and others, the Ambuscade a 32 Gun Friget Did not bdong to chis
fleeCbut was here some time before and lay in tho East river beCween
old FlymarkeC and the. Brooklin ferry warfe The Ambuscade was
Che Frinch Ship that whiped the British Ship Boston
"jd an U. States Revenue cutter is seen cummlng round the BaC-
Cery from Che EasC river
"3" The old flag SCaf with the Stars and Stripes flighing from It
the old Tower ic stood In which aC a distance looked like a hugh
Hackensack Churn of them days
"4th The old Government house and all the houses that then
stood in State Street
"5'h The Battery Prominade as It was then
"fith The old Madara nut tree on the side fence ot Marketfidd
Street near whare a pump of good water once was.
"7th is the corner of Broadway & marketfidd Street—at that Cor
stands an old brick house which was Occupied during the war that
gave us Independance by our Enemies this was the head Quarters
of Gen' Lord How Gen' Clinton. Lord Cornwailce and others.
This I had from a housekeeper of Lord Howe who with her husband
went back to England then came to our Country again and said
there was no place like America after all and spent there days here
"S'l' Is a view of the rear of the houses in Broadway
"g^h these high brick buildings you see stood above Bever Lane
now Morris Street and was known as BrockholsC Livingtons house.
These ware the first brick houses of the modern stile which I
"joth 35 Seen tlirough the rlglng of Ship is Trinity Church seen
from the rear This seen [scene] I Can remember perfectly wdl. In
my boy days we used to go to Bediows Island in the afternoon If
the tide Served fill a boat with oysters In an
afternoon and on return take a view of our City home It Is Said
that A. Robinson the Drawing Master Drew this View I had tt Gave
to me by John Mansel Bradhurst"
The author of the foregoing manuscript was Issachar Cozzens,
whose MS. was presented to the Society in i860.
In this year was published in New York a work on aeronautics —
entided The Principles, History, & Use, of Air-Balloons. Also, a
Prospectus of Messrs. Blanchard& Baker's Intended Aerial Voyage
from the City af New-York. Ncrw York: Printed by C. C. Van Alen
for J. Fellows, 1796. This octavo pamphlet of 46 pp. has the follow¬
ing parts:—"History of Air Balloons;" "Sketch of Mr. Blanchard's
Voyage at Philadelphia [see 1793];" "Experience with the Para¬
chute;" "List of Aerial Voyages by Mr. Blanchard;" "Prospectus
of the Intended Voyage to be made from the City of New York
during the month of August by Mr. Blanchard, and Mr. Gardiner
Baker, Proprietor ot the Tammany Museum in the City of New
York" (see The Minerva, Ag 20, 1796); "Plan of the Voyage, Mr.
Baker to accompany Blanchard . , .;" "Letter of George Wash¬

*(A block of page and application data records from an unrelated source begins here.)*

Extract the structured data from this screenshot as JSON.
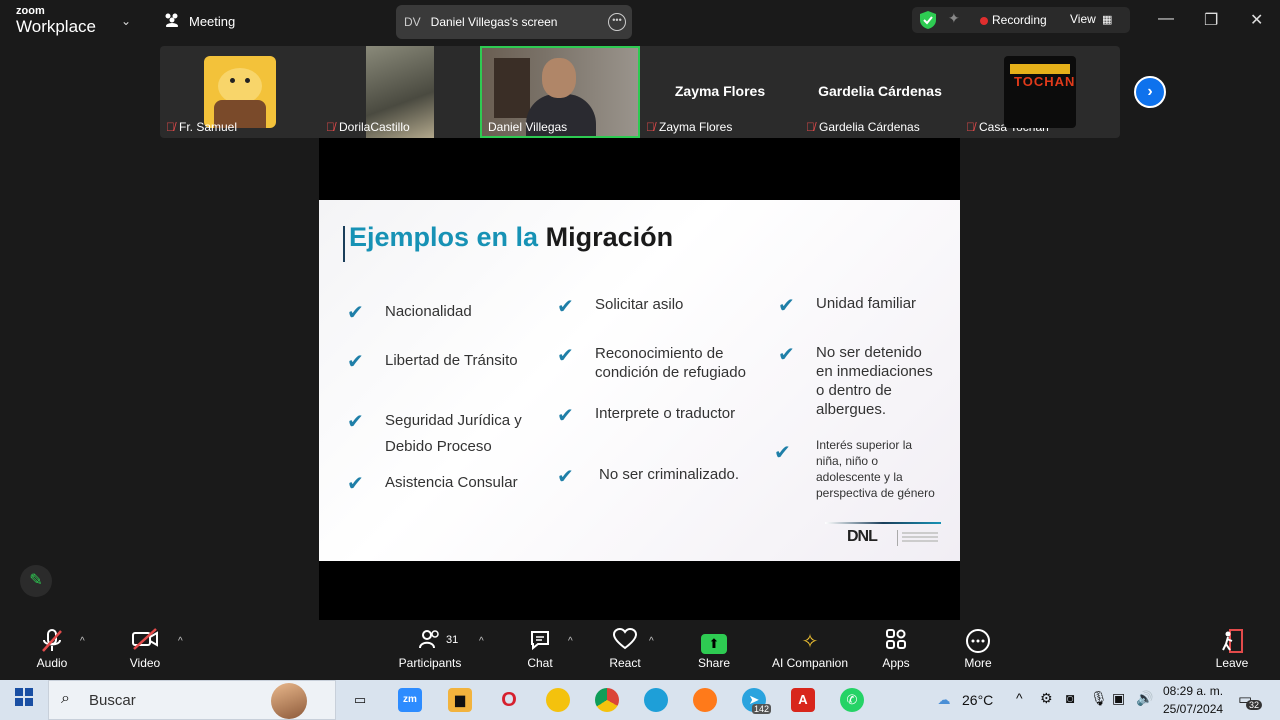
{
  "app": {
    "brand_small": "zoom",
    "brand_big": "Workplace",
    "meeting_label": "Meeting"
  },
  "screen_share": {
    "initials": "DV",
    "title": "Daniel Villegas's screen"
  },
  "status": {
    "recording": "Recording",
    "view": "View"
  },
  "participants_strip": [
    {
      "name": "Fr. Samuel",
      "muted": true
    },
    {
      "name": "DorilaCastillo",
      "muted": true
    },
    {
      "name": "Daniel Villegas",
      "muted": false,
      "active": true
    },
    {
      "name": "Zayma Flores",
      "muted": true,
      "display_name": "Zayma Flores"
    },
    {
      "name": "Gardelia Cárdenas",
      "muted": true,
      "display_name": "Gardelia Cárdenas"
    },
    {
      "name": "Casa Tochan",
      "muted": true
    }
  ],
  "slide": {
    "title_blue": "Ejemplos en la",
    "title_dark": "Migración",
    "col1": [
      "Nacionalidad",
      "Libertad de Tránsito",
      "Seguridad Jurídica y",
      "Debido Proceso",
      "Asistencia Consular"
    ],
    "col2": [
      "Solicitar asilo",
      "Reconocimiento de",
      "condición de refugiado",
      "Interprete o traductor",
      "No ser criminalizado."
    ],
    "col3": [
      "Unidad familiar",
      "No ser detenido",
      "en inmediaciones",
      "o dentro de",
      "albergues.",
      "Interés superior la",
      "niña, niño o",
      "adolescente y la",
      "perspectiva de género"
    ],
    "logo_text": "DNL"
  },
  "toolbar": {
    "audio": "Audio",
    "video": "Video",
    "participants": "Participants",
    "participants_count": "31",
    "chat": "Chat",
    "react": "React",
    "share": "Share",
    "ai": "AI Companion",
    "apps": "Apps",
    "more": "More",
    "leave": "Leave"
  },
  "taskbar": {
    "search_placeholder": "Buscar",
    "telegram_badge": "142",
    "weather": "26°C",
    "time": "08:29 a. m.",
    "date": "25/07/2024",
    "notifications": "32"
  }
}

ington Co Mr. Blanchard, Philadelphia 1793 [j.f.]." A copy of the
pamphlet, which is noC in Sabin, was sold with the Dormitzer col¬
lection (item No. 203), at the Am. Art Galleries, Jan. 30, 1925,

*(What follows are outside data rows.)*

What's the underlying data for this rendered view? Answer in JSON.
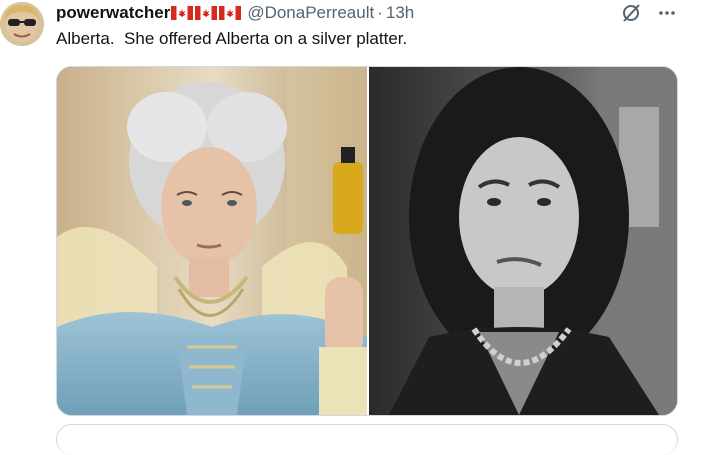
{
  "tweet": {
    "display_name": "powerwatcher",
    "flags": [
      "canada-flag",
      "canada-flag",
      "canada-flag"
    ],
    "handle": "@DonaPerreault",
    "separator": "·",
    "time": "13h",
    "text": "Alberta.  She offered Alberta on a silver platter."
  },
  "icons": {
    "grok": "grok-icon",
    "more": "more-icon"
  },
  "media": {
    "images": [
      {
        "name": "rococo-queen-photo"
      },
      {
        "name": "woman-grayscale-photo"
      }
    ]
  },
  "colors": {
    "text": "#0f1419",
    "secondary": "#536471",
    "border": "#cfd9de",
    "flag_red": "#d52b1e"
  }
}
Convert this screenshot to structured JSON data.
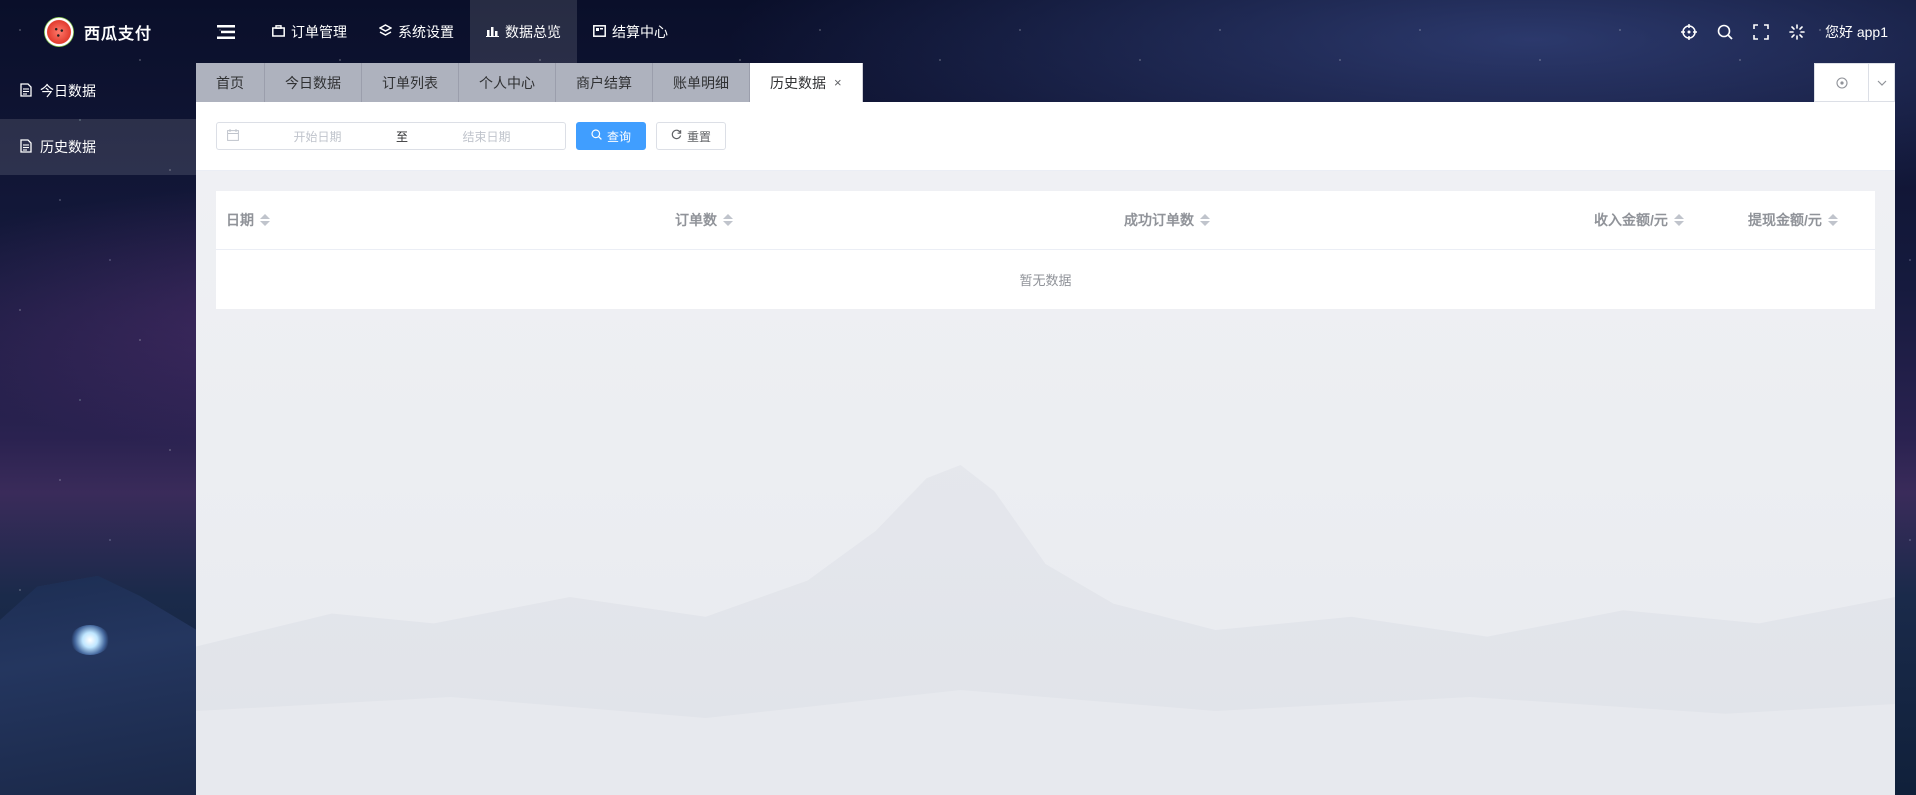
{
  "brand": {
    "name": "西瓜支付",
    "logo_icon": "watermelon-logo-icon"
  },
  "topnav": {
    "menu_icon": "hamburger-icon",
    "items": [
      {
        "label": "订单管理",
        "icon": "briefcase-icon"
      },
      {
        "label": "系统设置",
        "icon": "layers-icon"
      },
      {
        "label": "数据总览",
        "icon": "bar-chart-icon"
      },
      {
        "label": "结算中心",
        "icon": "wallet-icon"
      }
    ],
    "active_index": 2,
    "right_icons": [
      "locate-icon",
      "search-icon",
      "fullscreen-icon",
      "spinner-icon"
    ],
    "greeting": "您好 app1"
  },
  "sidebar": {
    "items": [
      {
        "label": "今日数据",
        "icon": "document-icon"
      },
      {
        "label": "历史数据",
        "icon": "document-icon"
      }
    ],
    "active_index": 1
  },
  "tabs": {
    "items": [
      "首页",
      "今日数据",
      "订单列表",
      "个人中心",
      "商户结算",
      "账单明细",
      "历史数据"
    ],
    "active_label": "历史数据",
    "close_glyph": "×"
  },
  "filter": {
    "start_placeholder": "开始日期",
    "separator": "至",
    "end_placeholder": "结束日期",
    "query_label": "查询",
    "reset_label": "重置"
  },
  "table": {
    "columns": [
      "日期",
      "订单数",
      "成功订单数",
      "收入金额/元",
      "提现金额/元"
    ],
    "empty_text": "暂无数据"
  },
  "colors": {
    "primary": "#409eff",
    "tab_bg": "#d2d6de",
    "content_bg": "#eceef2"
  }
}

The first number of The Register of ihe Times, A Gazette for the June
Country, a weekly paper, makes Its appearance in New York, It 3
ran to June 9, 1797. The only known file of this paper is in the ar¬
chives of the N. y. H. S., having been recently acquired by pur¬
chase. It Is not mentioned by Brlgham or other newspaper bib¬
"Bradley's Map of the United States, exhibiting post-roads and Sept.
distances," engraved by W. Harrison, which accompanies the 26
printed list ot post-offices reproduced on Pl. 57, VoL V (q. v.), was
prepared by Abraham Bradley, Jr. It was "Deposited as the Act
directs September 26tl> 1796." The place ot publication is not given.
Its full title is "Map of the United States, Exhibiting the Post-
Roads, the situations, connections Sc distances of the Post-Offices,
Stage Roads, Counties, Ports of Entry and Ddivery for Fordgn
Vessds, and the Principal Rivers." It comprehends the country
east of the Mississippi River, except the southern half of Florida.
Georgia was a vast territory Inhabited largely by Indian tribes;
the Gulf States had not yet come into being, and the North Western
Territory comprised all that section ot the country above the Ohio
River as far north as the Canadian border. Other contemporary
details of the map are interesting, especially when considered in.
ith wdl-defined routes for the post-riders.